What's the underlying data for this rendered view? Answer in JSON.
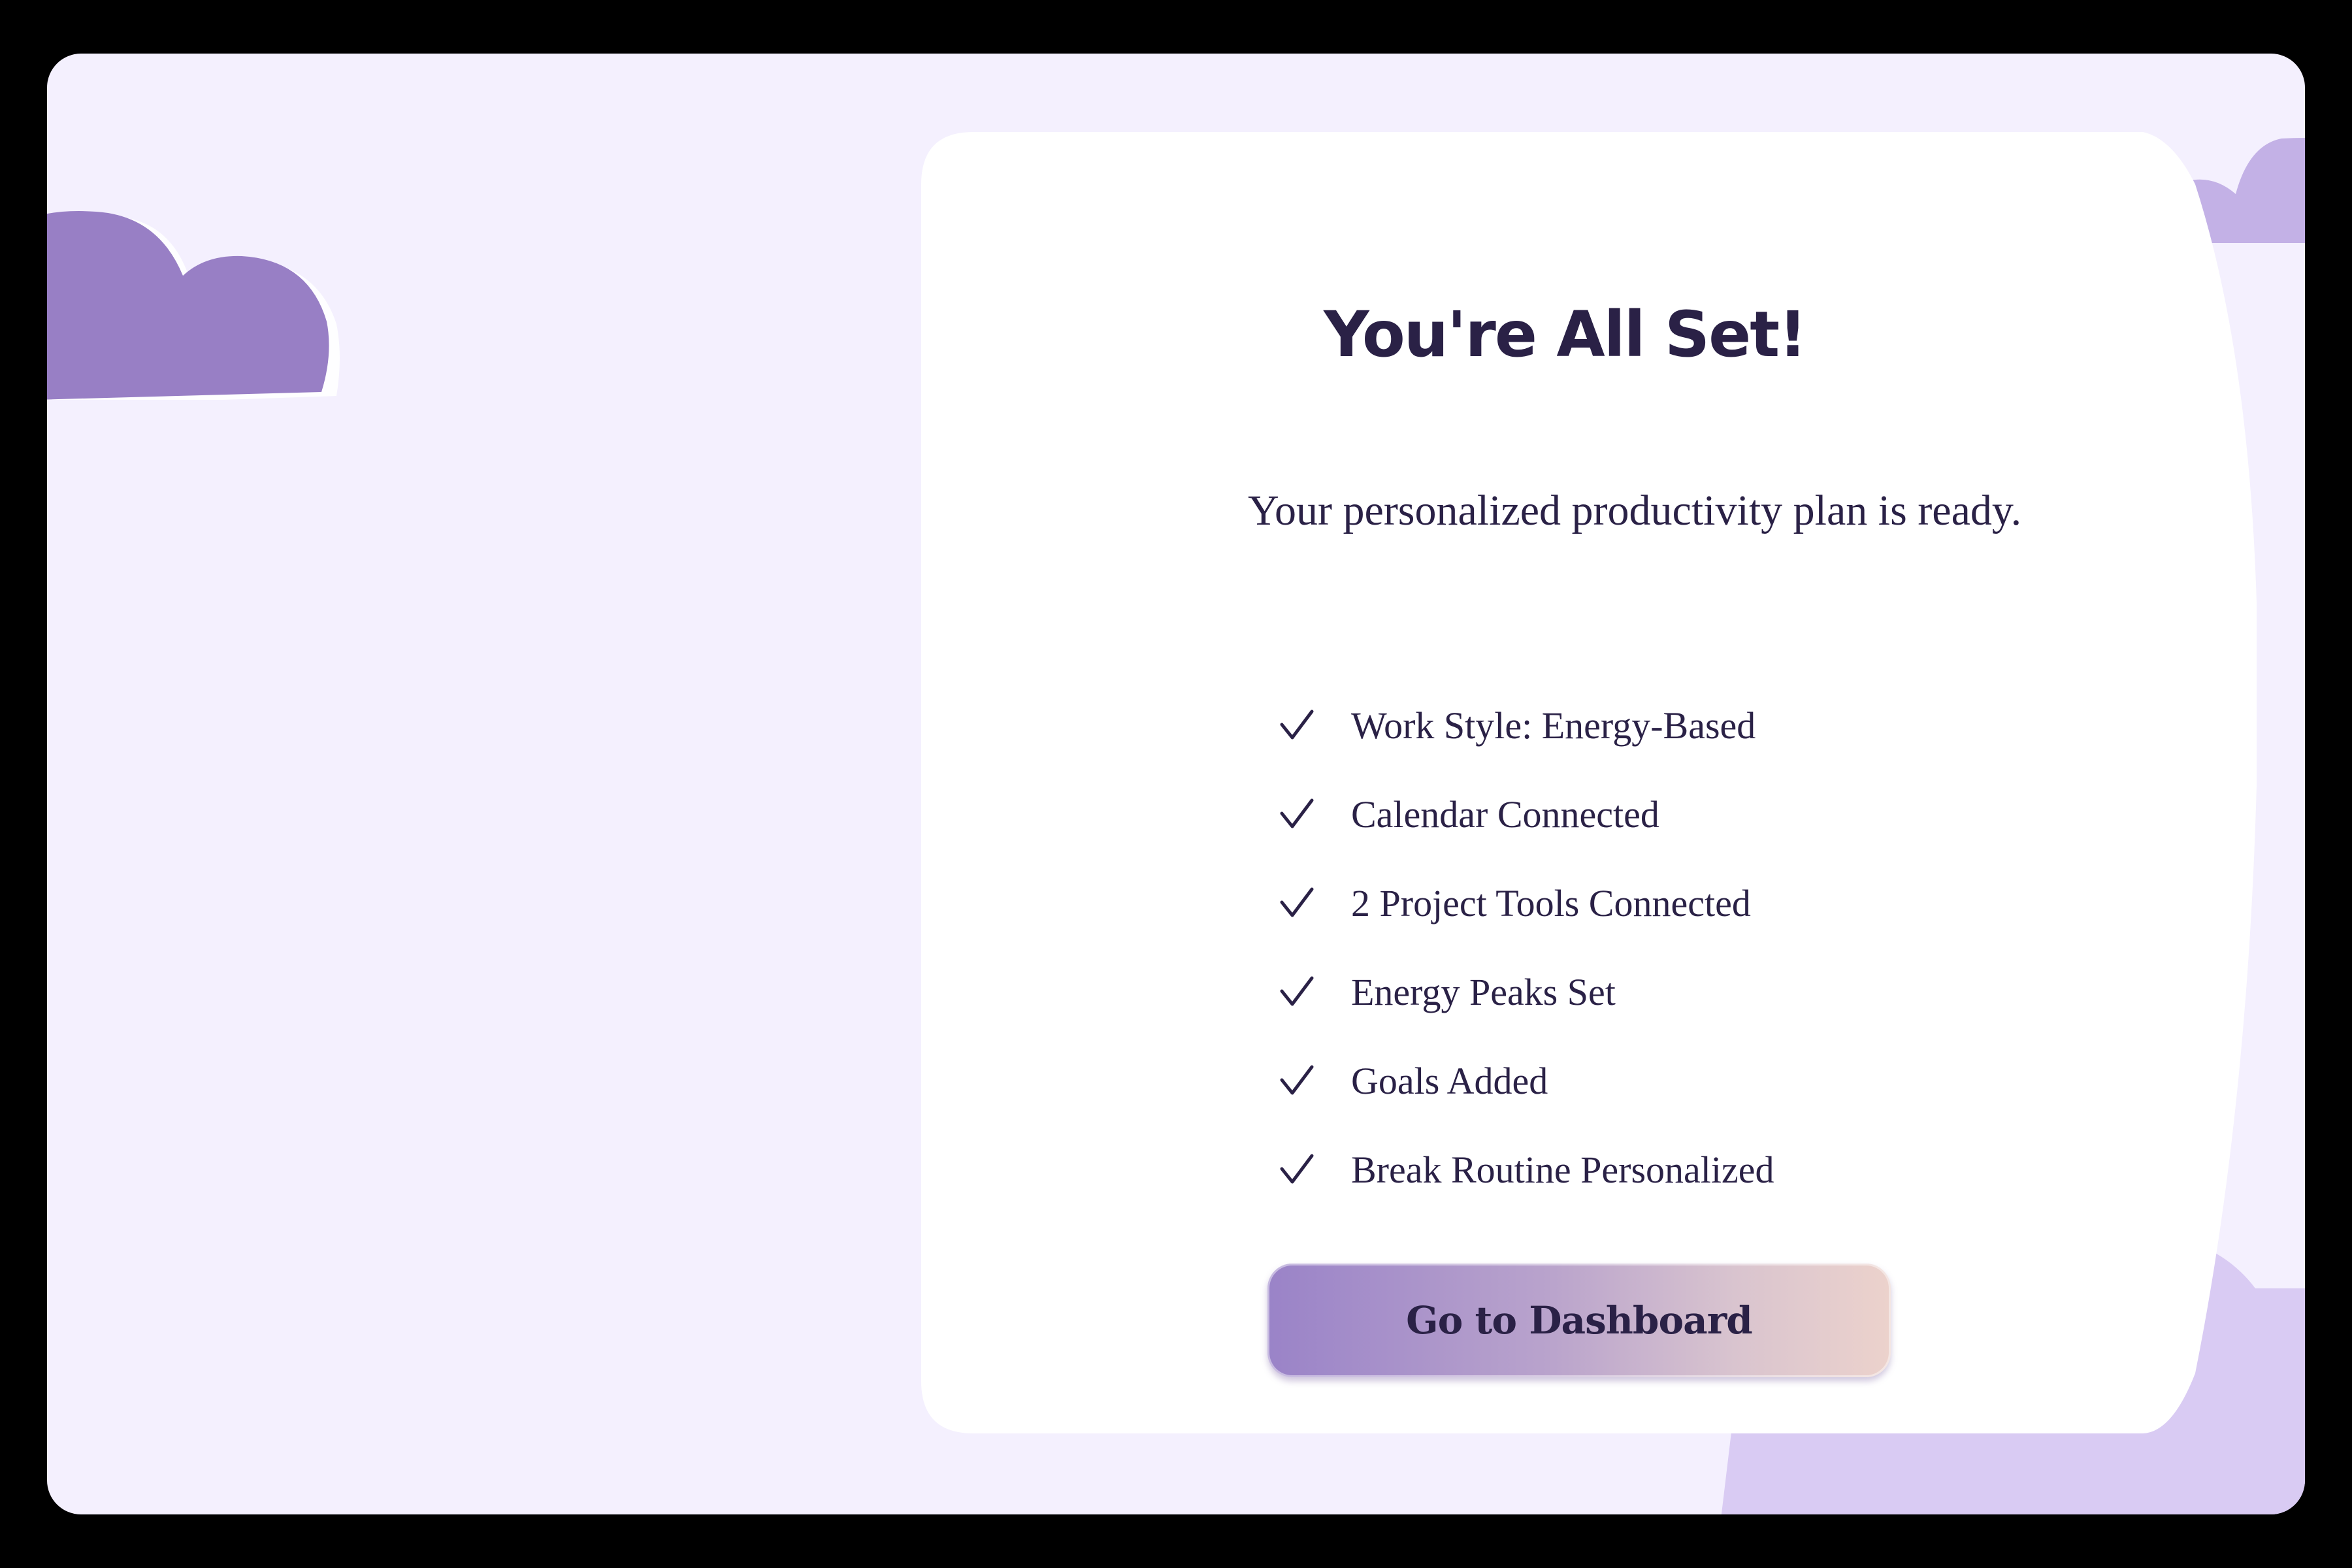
{
  "onboarding_complete": {
    "title": "You're All Set!",
    "subtitle": "Your personalized productivity plan is ready.",
    "checklist": [
      {
        "label": "Work Style: Energy-Based",
        "icon": "check-icon"
      },
      {
        "label": "Calendar Connected",
        "icon": "check-icon"
      },
      {
        "label": "2 Project Tools Connected",
        "icon": "check-icon"
      },
      {
        "label": "Energy Peaks Set",
        "icon": "check-icon"
      },
      {
        "label": "Goals Added",
        "icon": "check-icon"
      },
      {
        "label": "Break Routine Personalized",
        "icon": "check-icon"
      }
    ],
    "cta_label": "Go to Dashboard"
  },
  "colors": {
    "background": "#f4f0fe",
    "card": "#ffffff",
    "text": "#2a2146",
    "cloud_primary": "#987fc5",
    "cloud_light": "#c3b1e6",
    "cloud_lighter": "#d9cbf3",
    "button_gradient_start": "#9a83c8",
    "button_gradient_end": "#ecd2cc"
  }
}
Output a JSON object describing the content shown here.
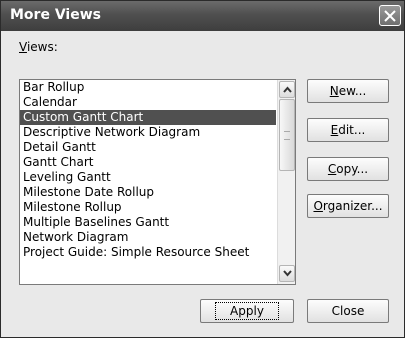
{
  "window": {
    "title": "More Views"
  },
  "views": {
    "label_underlined": "V",
    "label_rest": "iews:",
    "items": [
      "Bar Rollup",
      "Calendar",
      "Custom Gantt Chart",
      "Descriptive Network Diagram",
      "Detail Gantt",
      "Gantt Chart",
      "Leveling Gantt",
      "Milestone Date Rollup",
      "Milestone Rollup",
      "Multiple Baselines Gantt",
      "Network Diagram",
      "Project Guide: Simple Resource Sheet"
    ],
    "selected": "Custom Gantt Chart"
  },
  "buttons": {
    "new": {
      "mnemonic": "N",
      "rest": "ew..."
    },
    "edit": {
      "mnemonic": "E",
      "rest": "dit..."
    },
    "copy": {
      "mnemonic": "C",
      "rest": "opy..."
    },
    "organizer": {
      "mnemonic": "O",
      "rest": "rganizer..."
    },
    "apply": "Apply",
    "close": "Close"
  },
  "icons": [
    "close-icon",
    "scroll-up-icon",
    "scroll-down-icon"
  ],
  "colors": {
    "selection": "#505050",
    "titlebar": "#4f4f4f"
  }
}
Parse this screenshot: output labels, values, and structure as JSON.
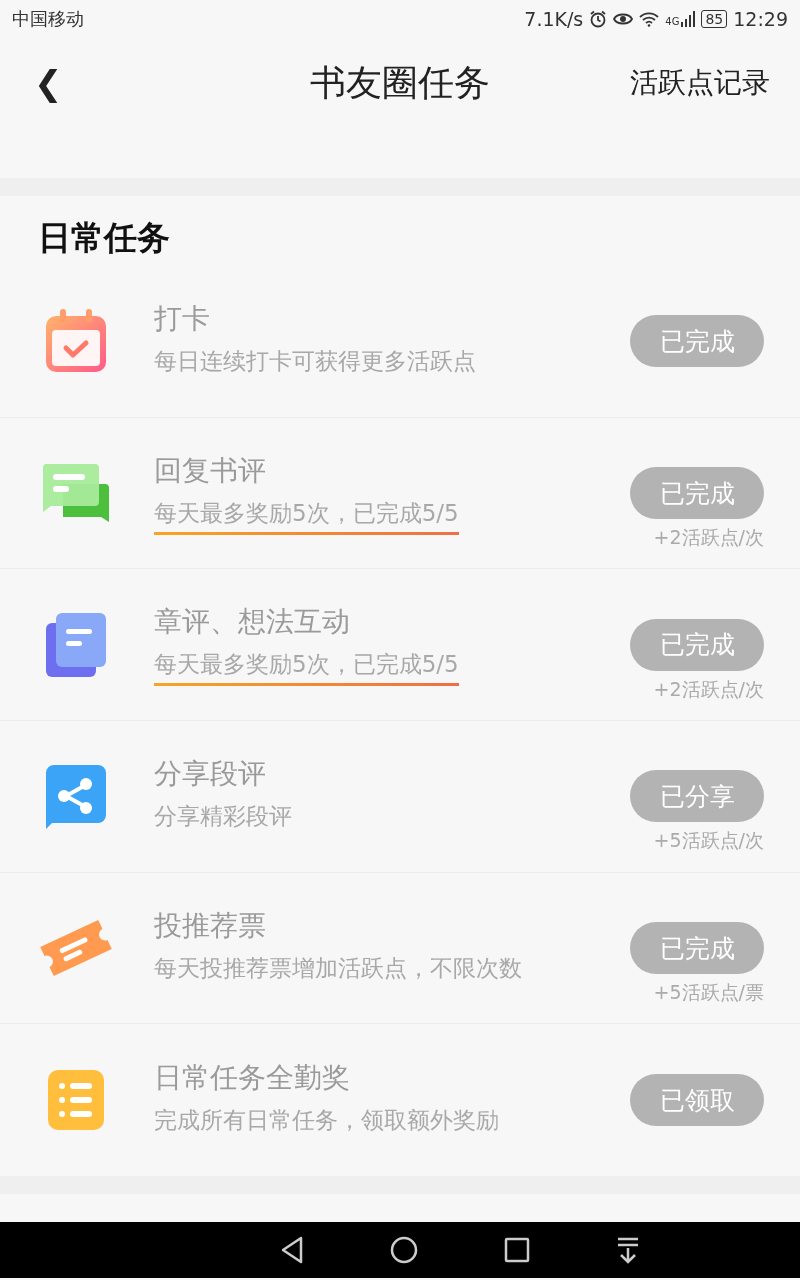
{
  "status_bar": {
    "carrier": "中国移动",
    "speed": "7.1K/s",
    "network": "4G",
    "battery": "85",
    "time": "12:29"
  },
  "header": {
    "back": "❮",
    "title": "书友圈任务",
    "action": "活跃点记录"
  },
  "daily": {
    "title": "日常任务",
    "tasks": [
      {
        "kind": "calendar",
        "title": "打卡",
        "desc": "每日连续打卡可获得更多活跃点",
        "highlighted": false,
        "button": "已完成",
        "done": true
      },
      {
        "kind": "chat",
        "title": "回复书评",
        "desc": "每天最多奖励5次，已完成5/5",
        "highlighted": true,
        "button": "已完成",
        "done": true,
        "reward": "+2活跃点/次"
      },
      {
        "kind": "doc",
        "title": "章评、想法互动",
        "desc": "每天最多奖励5次，已完成5/5",
        "highlighted": true,
        "button": "已完成",
        "done": true,
        "reward": "+2活跃点/次"
      },
      {
        "kind": "share",
        "title": "分享段评",
        "desc": "分享精彩段评",
        "highlighted": false,
        "button": "已分享",
        "done": true,
        "reward": "+5活跃点/次"
      },
      {
        "kind": "ticket",
        "title": "投推荐票",
        "desc": "每天投推荐票增加活跃点，不限次数",
        "highlighted": false,
        "button": "已完成",
        "done": true,
        "reward": "+5活跃点/票"
      },
      {
        "kind": "list",
        "title": "日常任务全勤奖",
        "desc": "完成所有日常任务，领取额外奖励",
        "highlighted": false,
        "button": "已领取",
        "done": true
      }
    ]
  }
}
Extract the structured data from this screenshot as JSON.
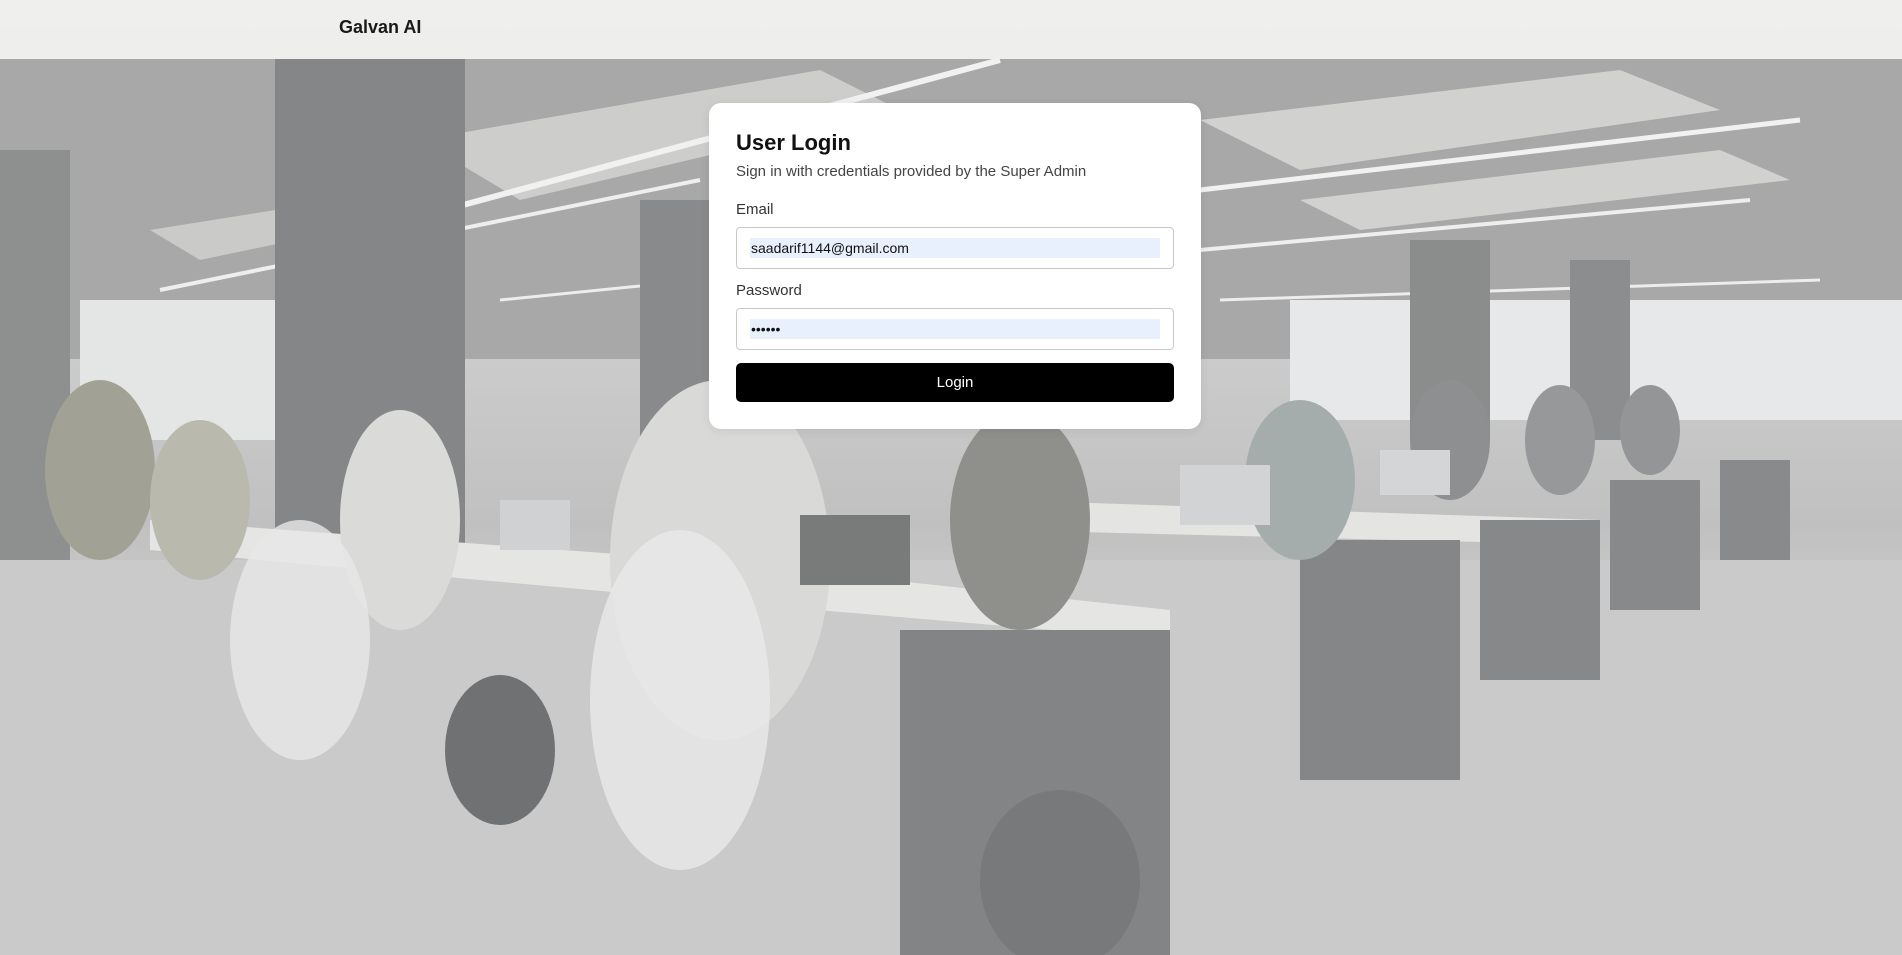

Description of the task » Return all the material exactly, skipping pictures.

Written response »
What's the underlying data for this rendered view? Answer in JSON.
{
  "onboarding_complete": {
    "title": "You're All Set!",
    "subtitle": "Your personalized productivity plan is ready.",
    "checklist": [
      {
        "label": "Work Style: Energy-Based",
        "icon": "check-icon"
      },
      {
        "label": "Calendar Connected",
        "icon": "check-icon"
      },
      {
        "label": "2 Project Tools Connected",
        "icon": "check-icon"
      },
      {
        "label": "Energy Peaks Set",
        "icon": "check-icon"
      },
      {
        "label": "Goals Added",
        "icon": "check-icon"
      },
      {
        "label": "Break Routine Personalized",
        "icon": "check-icon"
      }
    ],
    "cta_label": "Go to Dashboard"
  },
  "colors": {
    "background": "#f4f0fe",
    "card": "#ffffff",
    "text": "#2a2146",
    "cloud_primary": "#987fc5",
    "cloud_light": "#c3b1e6",
    "cloud_lighter": "#d9cbf3",
    "button_gradient_start": "#9a83c8",
    "button_gradient_end": "#ecd2cc"
  }
}
Output a JSON object describing the content shown here.
{
  "window": {
    "title": "More Views"
  },
  "views": {
    "label_underlined": "V",
    "label_rest": "iews:",
    "items": [
      "Bar Rollup",
      "Calendar",
      "Custom Gantt Chart",
      "Descriptive Network Diagram",
      "Detail Gantt",
      "Gantt Chart",
      "Leveling Gantt",
      "Milestone Date Rollup",
      "Milestone Rollup",
      "Multiple Baselines Gantt",
      "Network Diagram",
      "Project Guide: Simple Resource Sheet"
    ],
    "selected": "Custom Gantt Chart"
  },
  "buttons": {
    "new": {
      "mnemonic": "N",
      "rest": "ew..."
    },
    "edit": {
      "mnemonic": "E",
      "rest": "dit..."
    },
    "copy": {
      "mnemonic": "C",
      "rest": "opy..."
    },
    "organizer": {
      "mnemonic": "O",
      "rest": "rganizer..."
    },
    "apply": "Apply",
    "close": "Close"
  },
  "icons": [
    "close-icon",
    "scroll-up-icon",
    "scroll-down-icon"
  ],
  "colors": {
    "selection": "#505050",
    "titlebar": "#4f4f4f"
  }
}
Parse this screenshot: output labels, values, and structure as JSON.
{
  "status_bar": {
    "carrier": "中国移动",
    "speed": "7.1K/s",
    "network": "4G",
    "battery": "85",
    "time": "12:29"
  },
  "header": {
    "back": "❮",
    "title": "书友圈任务",
    "action": "活跃点记录"
  },
  "daily": {
    "title": "日常任务",
    "tasks": [
      {
        "kind": "calendar",
        "title": "打卡",
        "desc": "每日连续打卡可获得更多活跃点",
        "highlighted": false,
        "button": "已完成",
        "done": true
      },
      {
        "kind": "chat",
        "title": "回复书评",
        "desc": "每天最多奖励5次，已完成5/5",
        "highlighted": true,
        "button": "已完成",
        "done": true,
        "reward": "+2活跃点/次"
      },
      {
        "kind": "doc",
        "title": "章评、想法互动",
        "desc": "每天最多奖励5次，已完成5/5",
        "highlighted": true,
        "button": "已完成",
        "done": true,
        "reward": "+2活跃点/次"
      },
      {
        "kind": "share",
        "title": "分享段评",
        "desc": "分享精彩段评",
        "highlighted": false,
        "button": "已分享",
        "done": true,
        "reward": "+5活跃点/次"
      },
      {
        "kind": "ticket",
        "title": "投推荐票",
        "desc": "每天投推荐票增加活跃点，不限次数",
        "highlighted": false,
        "button": "已完成",
        "done": true,
        "reward": "+5活跃点/票"
      },
      {
        "kind": "list",
        "title": "日常任务全勤奖",
        "desc": "完成所有日常任务，领取额外奖励",
        "highlighted": false,
        "button": "已领取",
        "done": true
      }
    ]
  }
}
Extract the structured data from this screenshot as JSON.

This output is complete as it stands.